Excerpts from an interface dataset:
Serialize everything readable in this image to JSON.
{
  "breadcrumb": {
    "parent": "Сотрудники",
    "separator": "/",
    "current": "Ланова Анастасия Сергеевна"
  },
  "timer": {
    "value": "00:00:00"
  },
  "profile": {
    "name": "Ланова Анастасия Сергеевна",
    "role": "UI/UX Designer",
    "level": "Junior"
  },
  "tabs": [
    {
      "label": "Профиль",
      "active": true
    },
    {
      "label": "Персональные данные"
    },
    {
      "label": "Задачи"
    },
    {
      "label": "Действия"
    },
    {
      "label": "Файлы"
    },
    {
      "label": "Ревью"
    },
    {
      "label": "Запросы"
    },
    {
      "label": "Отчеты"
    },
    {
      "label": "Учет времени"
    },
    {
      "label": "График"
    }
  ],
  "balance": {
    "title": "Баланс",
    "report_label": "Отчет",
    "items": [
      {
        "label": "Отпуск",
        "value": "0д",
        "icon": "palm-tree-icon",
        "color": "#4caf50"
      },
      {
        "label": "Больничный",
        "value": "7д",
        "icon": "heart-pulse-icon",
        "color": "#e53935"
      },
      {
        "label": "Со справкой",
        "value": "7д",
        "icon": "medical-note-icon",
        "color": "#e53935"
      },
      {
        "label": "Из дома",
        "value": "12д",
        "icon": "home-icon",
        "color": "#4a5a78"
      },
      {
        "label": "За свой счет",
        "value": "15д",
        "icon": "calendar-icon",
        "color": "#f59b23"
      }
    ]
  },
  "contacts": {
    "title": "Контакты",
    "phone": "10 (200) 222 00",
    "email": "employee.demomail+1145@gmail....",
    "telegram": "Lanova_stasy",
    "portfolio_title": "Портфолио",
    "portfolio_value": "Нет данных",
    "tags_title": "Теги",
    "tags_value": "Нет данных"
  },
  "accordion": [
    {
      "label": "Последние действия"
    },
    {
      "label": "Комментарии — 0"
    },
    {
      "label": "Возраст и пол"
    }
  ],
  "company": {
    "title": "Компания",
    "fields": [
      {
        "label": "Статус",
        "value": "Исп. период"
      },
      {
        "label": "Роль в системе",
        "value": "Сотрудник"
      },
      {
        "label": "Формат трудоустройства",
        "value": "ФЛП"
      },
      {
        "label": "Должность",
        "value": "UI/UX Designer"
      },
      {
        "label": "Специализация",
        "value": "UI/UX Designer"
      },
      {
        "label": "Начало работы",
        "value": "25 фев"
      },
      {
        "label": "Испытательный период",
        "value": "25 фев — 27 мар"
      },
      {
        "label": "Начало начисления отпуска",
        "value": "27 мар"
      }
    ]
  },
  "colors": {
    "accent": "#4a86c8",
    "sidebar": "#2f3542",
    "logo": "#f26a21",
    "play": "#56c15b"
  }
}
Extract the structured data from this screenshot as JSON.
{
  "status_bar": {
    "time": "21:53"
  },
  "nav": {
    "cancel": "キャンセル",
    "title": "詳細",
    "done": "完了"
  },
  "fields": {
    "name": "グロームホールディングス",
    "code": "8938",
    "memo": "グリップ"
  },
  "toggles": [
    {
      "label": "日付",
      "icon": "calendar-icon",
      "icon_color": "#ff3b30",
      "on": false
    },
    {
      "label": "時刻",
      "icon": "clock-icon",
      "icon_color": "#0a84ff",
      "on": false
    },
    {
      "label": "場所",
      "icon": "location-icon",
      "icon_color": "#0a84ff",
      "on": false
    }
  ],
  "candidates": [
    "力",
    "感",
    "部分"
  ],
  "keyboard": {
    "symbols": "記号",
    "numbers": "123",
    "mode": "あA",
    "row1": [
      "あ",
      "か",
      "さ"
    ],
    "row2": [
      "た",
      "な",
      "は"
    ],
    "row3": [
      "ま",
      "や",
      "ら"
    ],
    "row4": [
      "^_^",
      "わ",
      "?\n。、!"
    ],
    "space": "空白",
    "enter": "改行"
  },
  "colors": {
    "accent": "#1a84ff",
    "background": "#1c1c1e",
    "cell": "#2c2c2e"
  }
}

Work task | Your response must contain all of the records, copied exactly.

Output of the exercise |
Serialize everything readable in this image to JSON.
{
  "breadcrumb": {
    "parent": "Сотрудники",
    "separator": "/",
    "current": "Ланова Анастасия Сергеевна"
  },
  "timer": {
    "value": "00:00:00"
  },
  "profile": {
    "name": "Ланова Анастасия Сергеевна",
    "role": "UI/UX Designer",
    "level": "Junior"
  },
  "tabs": [
    {
      "label": "Профиль",
      "active": true
    },
    {
      "label": "Персональные данные"
    },
    {
      "label": "Задачи"
    },
    {
      "label": "Действия"
    },
    {
      "label": "Файлы"
    },
    {
      "label": "Ревью"
    },
    {
      "label": "Запросы"
    },
    {
      "label": "Отчеты"
    },
    {
      "label": "Учет времени"
    },
    {
      "label": "График"
    }
  ],
  "balance": {
    "title": "Баланс",
    "report_label": "Отчет",
    "items": [
      {
        "label": "Отпуск",
        "value": "0д",
        "icon": "palm-tree-icon",
        "color": "#4caf50"
      },
      {
        "label": "Больничный",
        "value": "7д",
        "icon": "heart-pulse-icon",
        "color": "#e53935"
      },
      {
        "label": "Со справкой",
        "value": "7д",
        "icon": "medical-note-icon",
        "color": "#e53935"
      },
      {
        "label": "Из дома",
        "value": "12д",
        "icon": "home-icon",
        "color": "#4a5a78"
      },
      {
        "label": "За свой счет",
        "value": "15д",
        "icon": "calendar-icon",
        "color": "#f59b23"
      }
    ]
  },
  "contacts": {
    "title": "Контакты",
    "phone": "10 (200) 222 00",
    "email": "employee.demomail+1145@gmail....",
    "telegram": "Lanova_stasy",
    "portfolio_title": "Портфолио",
    "portfolio_value": "Нет данных",
    "tags_title": "Теги",
    "tags_value": "Нет данных"
  },
  "accordion": [
    {
      "label": "Последние действия"
    },
    {
      "label": "Комментарии — 0"
    },
    {
      "label": "Возраст и пол"
    }
  ],
  "company": {
    "title": "Компания",
    "fields": [
      {
        "label": "Статус",
        "value": "Исп. период"
      },
      {
        "label": "Роль в системе",
        "value": "Сотрудник"
      },
      {
        "label": "Формат трудоустройства",
        "value": "ФЛП"
      },
      {
        "label": "Должность",
        "value": "UI/UX Designer"
      },
      {
        "label": "Специализация",
        "value": "UI/UX Designer"
      },
      {
        "label": "Начало работы",
        "value": "25 фев"
      },
      {
        "label": "Испытательный период",
        "value": "25 фев — 27 мар"
      },
      {
        "label": "Начало начисления отпуска",
        "value": "27 мар"
      }
    ]
  },
  "colors": {
    "accent": "#4a86c8",
    "sidebar": "#2f3542",
    "logo": "#f26a21",
    "play": "#56c15b"
  }
}
Extract the structured data from this screenshot as JSON.
{
  "status_bar": {
    "time": "21:53"
  },
  "nav": {
    "cancel": "キャンセル",
    "title": "詳細",
    "done": "完了"
  },
  "fields": {
    "name": "グロームホールディングス",
    "code": "8938",
    "memo": "グリップ"
  },
  "toggles": [
    {
      "label": "日付",
      "icon": "calendar-icon",
      "icon_color": "#ff3b30",
      "on": false
    },
    {
      "label": "時刻",
      "icon": "clock-icon",
      "icon_color": "#0a84ff",
      "on": false
    },
    {
      "label": "場所",
      "icon": "location-icon",
      "icon_color": "#0a84ff",
      "on": false
    }
  ],
  "candidates": [
    "力",
    "感",
    "部分"
  ],
  "keyboard": {
    "symbols": "記号",
    "numbers": "123",
    "mode": "あA",
    "row1": [
      "あ",
      "か",
      "さ"
    ],
    "row2": [
      "た",
      "な",
      "は"
    ],
    "row3": [
      "ま",
      "や",
      "ら"
    ],
    "row4": [
      "^_^",
      "わ",
      "?\n。、!"
    ],
    "space": "空白",
    "enter": "改行"
  },
  "colors": {
    "accent": "#1a84ff",
    "background": "#1c1c1e",
    "cell": "#2c2c2e"
  }
}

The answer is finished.